1,786 citations

Journal ArticleDOI
TL;DR: The results suggest that addition of non-protein N supplements to ruminant rations are warranted only if the prevailing concentration of ruminal ammonia is less than 50 mg NH3-N/l ruminal fluid.
Abstract: 1. The effect of ammonia concentration on microbial protein production was determined in continuous-culture fermentors charged with ruminal contents obtained from steers fed on either a protein-free purified diet, a maize-based all-concentrate diet, or a forage–concentrate (23:77) diet. Urea was infused into the fermentors to maintain various concentrations of ammonia in the incubating mixtures.2. Under nitrogen-limiting conditions, microbial protein yield measured as tungstic acid-precipitable N (TAPN) increased linearly with supplementary urea until ammonia started to accumulate in the incubating ingesta. Increasing the ammonia concentration beyond 50 mg NH3-N/l had no effect on microbial protein production.3. The molar proportions of volatile acids produced were not affected by the level of urea supplementation. Total acid production was decreased slightly under N-limiting conditions, but not to the same extent as microbial protein production.4. Estimated yield of microbial dry matter/mol ATP produced averaged 15·6 when non-limiting N as urea was provided with the purified diet.5. These results suggest that addition of non-protein N supplements to ruminant rations are warranted only if the prevailing concentration of ruminal ammonia is less than 50 mg NH3-N/l ruminal fluid.

1,731 citations

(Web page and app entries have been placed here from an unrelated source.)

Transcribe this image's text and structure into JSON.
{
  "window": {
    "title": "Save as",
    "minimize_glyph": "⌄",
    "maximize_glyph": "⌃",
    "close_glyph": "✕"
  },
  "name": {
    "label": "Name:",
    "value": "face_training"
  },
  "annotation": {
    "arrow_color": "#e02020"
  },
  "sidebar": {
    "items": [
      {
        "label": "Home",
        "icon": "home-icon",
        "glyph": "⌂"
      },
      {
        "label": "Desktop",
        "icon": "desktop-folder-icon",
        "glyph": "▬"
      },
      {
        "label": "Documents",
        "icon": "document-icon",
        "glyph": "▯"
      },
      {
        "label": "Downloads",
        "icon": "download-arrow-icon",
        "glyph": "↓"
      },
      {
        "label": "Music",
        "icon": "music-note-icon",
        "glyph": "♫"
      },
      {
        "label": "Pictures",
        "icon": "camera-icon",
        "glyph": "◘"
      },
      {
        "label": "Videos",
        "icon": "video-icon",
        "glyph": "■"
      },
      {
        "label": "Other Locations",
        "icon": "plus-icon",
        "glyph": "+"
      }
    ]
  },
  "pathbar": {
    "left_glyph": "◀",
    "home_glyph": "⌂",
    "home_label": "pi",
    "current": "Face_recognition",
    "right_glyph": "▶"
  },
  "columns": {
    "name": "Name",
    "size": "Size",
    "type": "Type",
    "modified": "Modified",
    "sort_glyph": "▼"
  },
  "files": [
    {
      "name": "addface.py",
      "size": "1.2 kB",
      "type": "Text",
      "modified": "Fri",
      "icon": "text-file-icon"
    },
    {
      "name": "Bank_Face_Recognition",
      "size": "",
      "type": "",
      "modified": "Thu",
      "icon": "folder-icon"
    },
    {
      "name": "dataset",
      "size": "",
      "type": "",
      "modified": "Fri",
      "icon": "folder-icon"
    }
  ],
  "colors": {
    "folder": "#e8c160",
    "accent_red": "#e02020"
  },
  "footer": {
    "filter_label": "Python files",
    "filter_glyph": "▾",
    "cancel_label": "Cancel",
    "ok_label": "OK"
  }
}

Performance
Metrics
No. of papers from the Journal in previous years
YearPapers
2023285
2022739
2021638
2020283
2019288
2018286